passover11It is safe to say that before every major event written in scripture, there is a genealogy. For example, before creation “In the beginning God…” (Genesis 1:1); Genesis 5 is the genealogy of man and chapter 6 is the beginning of the flood; chapter 10 is another genealogy and chapter 11 is the tower of Babel, to name a few; Exodus 1:1-8 is a short genealogy of Israel and chapter 2 is the birth of Moses. On and on it goes. Even in Matthew and Luke we have genealogies listed before the birth of Christ.

There appear to be many seminal events in scripture and almost as many pre-incarnate events. From time to time we even read of events that seem to indicate what we call today, genocide or a type of genocide. For example again in Exodus 1, there is a pretty clear indication that the Israelite males were being systematically purged from the Egyptian landscape. The intentional killing of the first born males as a form of population control by the Egyptians was beyond evil and demonstrated the reach and extent of power that Pharaoh’s held. They really were seen as living gods. In the midst of such a hopeless situation, Moses was born and he was a first born son. God saw fit to preserve his life and make him a messianic figure for the suffering Israelites.

I mentioned seminal events in the first paragraph, a number of those involved Moses. However, one in particular brings together and culminates with both the genealogy, preservation of God’s people, and systematic destruction of the false gods of Egypt. In so doing, God demonstrates who He is and how far He will go to preserve that which leads to the coming of Christ. Where does this happen in scripture? In chapters 11-13 of Exodus. In chapter 11, the announcement is made of the death of the first born Egyptian males, the tenth and final plague. Prior to this plague, God released other plagues upon Egypt that demonstrated the weakness and ineffectiveness of the false gods they worshiped. God was showing Egypt that He alone is God! In chapter 12, Passover is instituted by the Israelite families by the marking of their door frames with the blood of lambs. They were marked on the right, on the left and above the entry way with using a hyssop branch dipped in the blood. After this, the families ate roasted lamb with bitter herbs and unleavened bread for a late dinner leaving none for later.

sedarListed above were some of the instructions God gave Moses to tell the children of Israel to pre-memorialize what would happen next. In Exodus 12:29-30, God passed over Egypt and those who did not have the lambs blood on the outer regions of their door experienced the death of their first born sons of all ages.

The provision of the lamb and the lamb’s blood is consistently seen as a pre-incarnate event marking the sacrifice of Jesus Christ on the cross for our sins. It would have been one thing if God did NOT provide a way for the Israelite genealogy to survive and He continued to wipe out the first born in the land of Egypt to include the Israelites. However, He did provide a way and in doing so highlighted events that would occur well into the future.

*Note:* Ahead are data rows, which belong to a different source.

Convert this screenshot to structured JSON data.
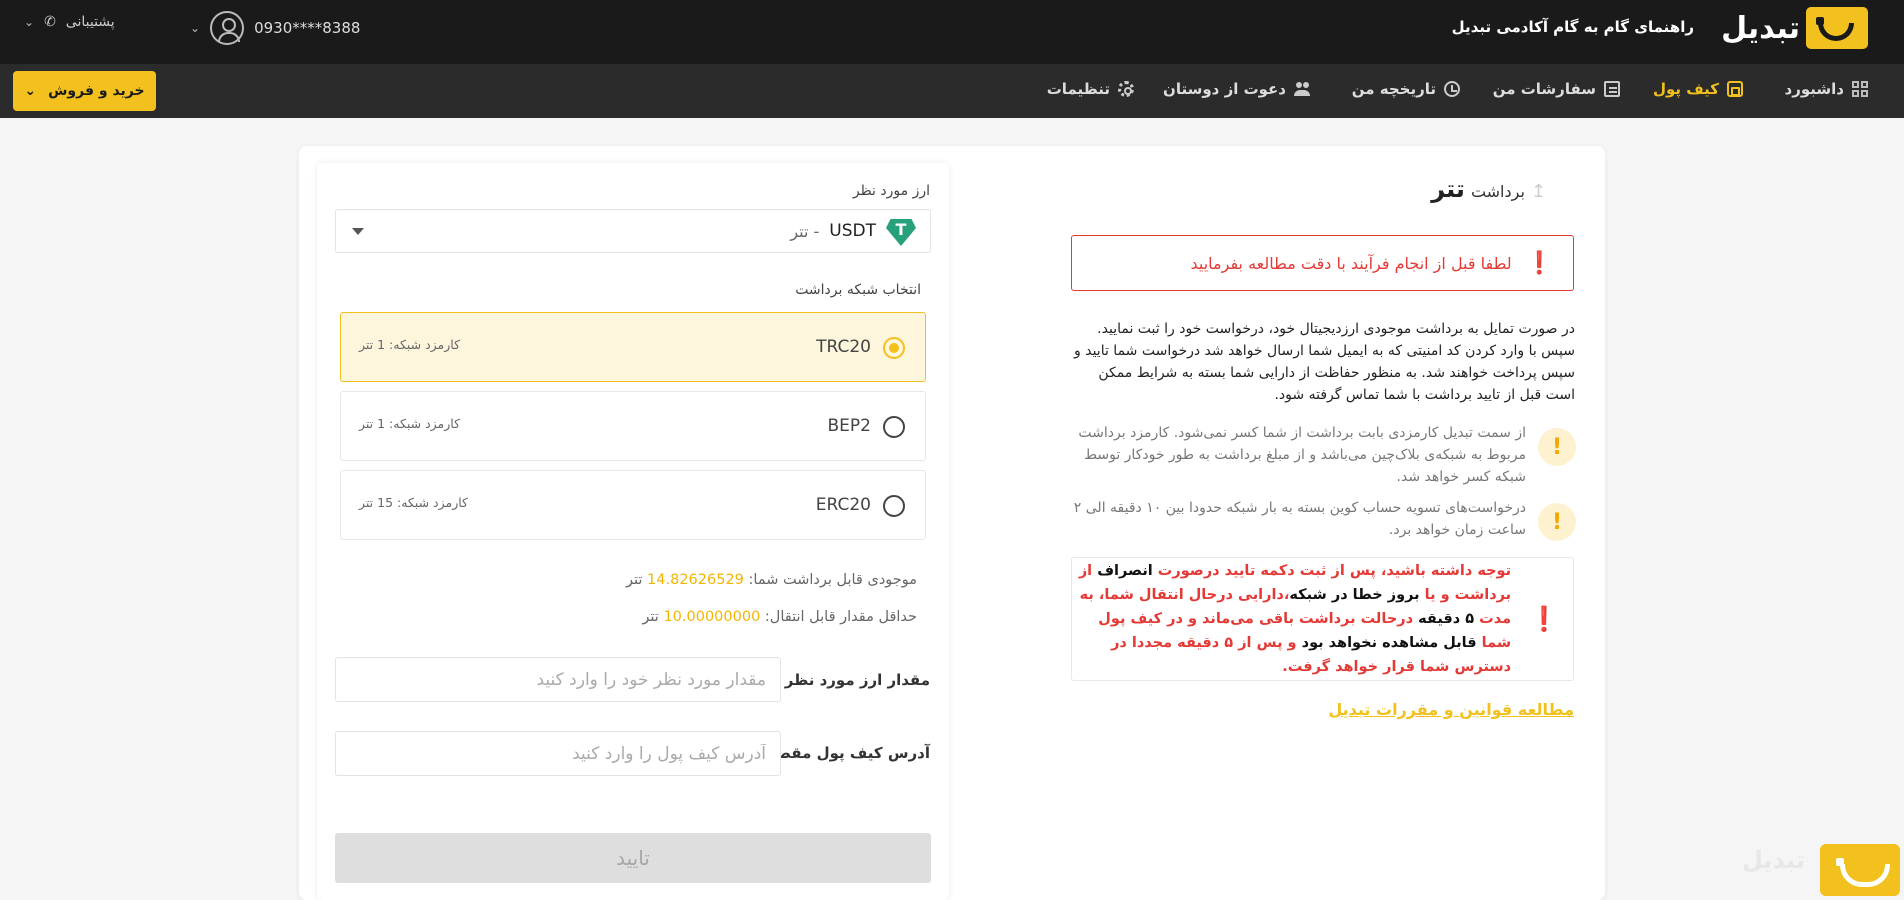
{
  "topbar": {
    "logo_text": "تبدیل",
    "nav": [
      "راهنمای گام به گام",
      "آکادمی تبدیل"
    ],
    "phone": "0930****8388",
    "support": "پشتیبانی"
  },
  "navbar": {
    "items": [
      {
        "label": "داشبورد",
        "icon": "dashboard-icon",
        "active": false
      },
      {
        "label": "کیف پول",
        "icon": "wallet-icon",
        "active": true
      },
      {
        "label": "سفارشات من",
        "icon": "orders-icon",
        "active": false
      },
      {
        "label": "تاریخچه من",
        "icon": "history-icon",
        "active": false
      },
      {
        "label": "دعوت از دوستان",
        "icon": "users-icon",
        "active": false
      },
      {
        "label": "تنظیمات",
        "icon": "gear-icon",
        "active": false
      }
    ],
    "buy_sell": "خرید و فروش"
  },
  "info": {
    "title_prefix": "برداشت",
    "title_coin": "تتر",
    "warning": "لطفا قبل از انجام فرآیند با دقت مطالعه بفرمایید",
    "paragraph": "در صورت تمایل به برداشت موجودی ارزدیجیتال خود، درخواست خود را ثبت نمایید. سپس با وارد کردن کد امنیتی که به ایمیل شما ارسال خواهد شد درخواست شما تایید و سپس پرداخت خواهند شد. به منظور حفاظت از دارایی شما بسته به شرایط ممکن است قبل از تایید برداشت با شما تماس گرفته شود.",
    "note1": "از سمت تبدیل کارمزدی بابت برداشت از شما کسر نمی‌شود. کارمزد برداشت مربوط به شبکه‌ی بلاک‌چین می‌باشد و از مبلغ برداشت به طور خودکار توسط شبکه کسر خواهد شد.",
    "note2": "درخواست‌های تسویه حساب کوین بسته به بار شبکه حدودا بین ۱۰ دقیقه الی ۲ ساعت زمان خواهد برد.",
    "alert": {
      "p1": "توجه داشته باشید، پس از ثبت دکمه تایید درصورت ",
      "b1": "انصراف",
      "p2": " از برداشت و یا ",
      "b2": "بروز خطا در شبکه",
      "p3": "،دارایی درحال انتقال شما، به مدت ",
      "b3": "۵ دقیقه",
      "p4": " درحالت برداشت باقی می‌ماند و در کیف پول شما ",
      "b4": "قابل مشاهده نخواهد بود",
      "p5": " و پس از ۵ دقیقه مجددا در دسترس شما قرار خواهد گرفت."
    },
    "rules_link": "مطالعه قوانین و مقررات تبدیل"
  },
  "form": {
    "currency_label": "ارز مورد نظر",
    "currency_code": "USDT",
    "currency_name": "- تتر",
    "network_label": "انتخاب شبکه برداشت",
    "networks": [
      {
        "name": "TRC20",
        "fee": "کارمزد شبکه: 1 تتر",
        "selected": true
      },
      {
        "name": "BEP2",
        "fee": "کارمزد شبکه: 1 تتر",
        "selected": false
      },
      {
        "name": "ERC20",
        "fee": "کارمزد شبکه: 15 تتر",
        "selected": false
      }
    ],
    "balance_label": "موجودی قابل برداشت شما:",
    "balance_value": "14.82626529",
    "balance_unit": "تتر",
    "min_label": "حداقل مقدار قابل انتقال:",
    "min_value": "10.00000000",
    "min_unit": "تتر",
    "amount_label": "مقدار ارز مورد نظر",
    "amount_placeholder": "مقدار مورد نظر خود را وارد کنید",
    "address_label": "آدرس کیف پول مقصد",
    "address_placeholder": "آدرس کیف پول را وارد کنید",
    "submit": "تایید"
  },
  "watermark": "تبدیل",
  "colors": {
    "brand": "#f2c11d",
    "danger": "#e53935",
    "topbar": "#1a1a1a",
    "navbar": "#2b2b2b"
  }
}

The preservation of the people who would ultimately and intricately be involved in bringing about God’s will on earth is undeniable in scripture. Today we have reaped the benefits of the original Passover and together we are an example of God’s preservation at work. Population control is not in God’s blue print but the preservation of people who are willing to follow God most certainly is.

This year Passover will be celebrated from Friday April 3rd to Saturday April 11th. As you and those in your genealogy participate in church services, chapel and even synagogue remember that God is the God of preservation. Learn how to share the salvation and preservation of Jesus (the lamb) with those you love and to do so with humility. Let God sort out who does and does not have the blood of the lamb on their door frames. You and I simply have the responsibility to share with others why we celebrate Passover and the meaning of God’s salvation and preservation. In doing so, you may become a major event for someone else’s genealogy.

Mijikai Mason
Disclaimer: The thoughts and views published on the Veterans to Christ blog are those of Mijikai Mason and in no way are meant to represent the United States Army or the Armed Forces.

Bio: Mijikai Mason is an Ordained Southern Baptist minister and Chaplain in the United States Army. He has been in the Army for 26 years both as an enlisted Soldier and now as an Officer. He has been stationed at various bases in the United States and in United States Army Garrison Schweinfurt, Germany. He holds an undergraduate degree in Religion from the University of Mobile, a Master of Divinity degree from New Orleans Baptist Theological Seminary in Theology and Evangelism and a Master of Arts degree in Marriage and Family Therapy from Webster University. Chaplain (MAJ) Mijikai Mason was selected by the Army in 2013, to become a Family Life Chaplain and began his service in this field starting 15 May 2015. He is the Deputy ESC Chaplain and Family Life Chaplain for the 593 Expeditionary Support Command at Joint Base Lewis McCord. He has deployed four times: Desert Storm (1991), Iraq twice (2005-2006; 2007-2008), and Afghanistan (2012-2013). He has a total of 42 months deployed in combat and logistics operations. Mijikai and his wife, Ashley, have been married for 17 years this May and live near Joint Base Lewis McChord, Washington with their four daughters.